> _Data provided_

• • • •

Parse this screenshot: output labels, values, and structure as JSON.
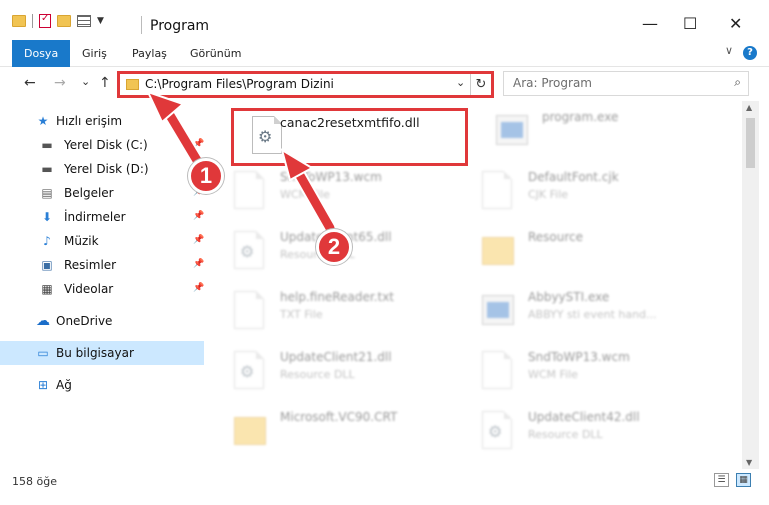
{
  "window": {
    "title": "Program",
    "minimize": "—",
    "maximize": "☐",
    "close": "✕"
  },
  "ribbon": {
    "tabs": [
      "Dosya",
      "Giriş",
      "Paylaş",
      "Görünüm"
    ],
    "help": "?",
    "expand": "∨"
  },
  "nav": {
    "back": "←",
    "forward": "→",
    "recent": "⌄",
    "up": "↑",
    "address": "C:\\Program Files\\Program Dizini",
    "dropdown": "⌄",
    "refresh": "↻",
    "search_placeholder": "Ara: Program",
    "search_icon": "⌕"
  },
  "sidebar": {
    "items": [
      {
        "label": "Hızlı erişim",
        "icon": "★"
      },
      {
        "label": "Yerel Disk (C:)",
        "icon": "▬"
      },
      {
        "label": "Yerel Disk (D:)",
        "icon": "▬"
      },
      {
        "label": "Belgeler",
        "icon": "▤"
      },
      {
        "label": "İndirmeler",
        "icon": "⬇"
      },
      {
        "label": "Müzik",
        "icon": "♪"
      },
      {
        "label": "Resimler",
        "icon": "▣"
      },
      {
        "label": "Videolar",
        "icon": "▦"
      },
      {
        "label": "OneDrive",
        "icon": "☁"
      },
      {
        "label": "Bu bilgisayar",
        "icon": "▭"
      },
      {
        "label": "Ağ",
        "icon": "⊞"
      }
    ],
    "pin": "📌"
  },
  "files": [
    {
      "name": "canac2resetxmtfifo.dll",
      "type": ""
    },
    {
      "name": "program.exe",
      "type": ""
    },
    {
      "name": "SndToWP13.wcm",
      "type": "WCM File"
    },
    {
      "name": "DefaultFont.cjk",
      "type": "CJK File"
    },
    {
      "name": "UpdateClient65.dll",
      "type": "Resource DLL"
    },
    {
      "name": "Resource",
      "type": ""
    },
    {
      "name": "help.fineReader.txt",
      "type": "TXT File"
    },
    {
      "name": "AbbyySTI.exe",
      "type": "ABBYY sti event hand..."
    },
    {
      "name": "UpdateClient21.dll",
      "type": "Resource DLL"
    },
    {
      "name": "SndToWP13.wcm",
      "type": "WCM File"
    },
    {
      "name": "Microsoft.VC90.CRT",
      "type": ""
    },
    {
      "name": "UpdateClient42.dll",
      "type": "Resource DLL"
    }
  ],
  "annotations": {
    "badge1": "1",
    "badge2": "2"
  },
  "status": {
    "count": "158 öğe"
  },
  "colors": {
    "accent": "#1979ca",
    "highlight": "#e0383a",
    "selection": "#cce8ff"
  }
}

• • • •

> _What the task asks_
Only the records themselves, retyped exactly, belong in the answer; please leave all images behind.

> _Your solution_
Parse this screenshot: output labels, values, and structure as JSON.
{
  "window": {
    "title": "Program",
    "minimize": "—",
    "maximize": "☐",
    "close": "✕"
  },
  "ribbon": {
    "tabs": [
      "Dosya",
      "Giriş",
      "Paylaş",
      "Görünüm"
    ],
    "help": "?",
    "expand": "∨"
  },
  "nav": {
    "back": "←",
    "forward": "→",
    "recent": "⌄",
    "up": "↑",
    "address": "C:\\Program Files\\Program Dizini",
    "dropdown": "⌄",
    "refresh": "↻",
    "search_placeholder": "Ara: Program",
    "search_icon": "⌕"
  },
  "sidebar": {
    "items": [
      {
        "label": "Hızlı erişim",
        "icon": "★"
      },
      {
        "label": "Yerel Disk (C:)",
        "icon": "▬"
      },
      {
        "label": "Yerel Disk (D:)",
        "icon": "▬"
      },
      {
        "label": "Belgeler",
        "icon": "▤"
      },
      {
        "label": "İndirmeler",
        "icon": "⬇"
      },
      {
        "label": "Müzik",
        "icon": "♪"
      },
      {
        "label": "Resimler",
        "icon": "▣"
      },
      {
        "label": "Videolar",
        "icon": "▦"
      },
      {
        "label": "OneDrive",
        "icon": "☁"
      },
      {
        "label": "Bu bilgisayar",
        "icon": "▭"
      },
      {
        "label": "Ağ",
        "icon": "⊞"
      }
    ],
    "pin": "📌"
  },
  "files": [
    {
      "name": "canac2resetxmtfifo.dll",
      "type": ""
    },
    {
      "name": "program.exe",
      "type": ""
    },
    {
      "name": "SndToWP13.wcm",
      "type": "WCM File"
    },
    {
      "name": "DefaultFont.cjk",
      "type": "CJK File"
    },
    {
      "name": "UpdateClient65.dll",
      "type": "Resource DLL"
    },
    {
      "name": "Resource",
      "type": ""
    },
    {
      "name": "help.fineReader.txt",
      "type": "TXT File"
    },
    {
      "name": "AbbyySTI.exe",
      "type": "ABBYY sti event hand..."
    },
    {
      "name": "UpdateClient21.dll",
      "type": "Resource DLL"
    },
    {
      "name": "SndToWP13.wcm",
      "type": "WCM File"
    },
    {
      "name": "Microsoft.VC90.CRT",
      "type": ""
    },
    {
      "name": "UpdateClient42.dll",
      "type": "Resource DLL"
    }
  ],
  "annotations": {
    "badge1": "1",
    "badge2": "2"
  },
  "status": {
    "count": "158 öğe"
  },
  "colors": {
    "accent": "#1979ca",
    "highlight": "#e0383a",
    "selection": "#cce8ff"
  }
}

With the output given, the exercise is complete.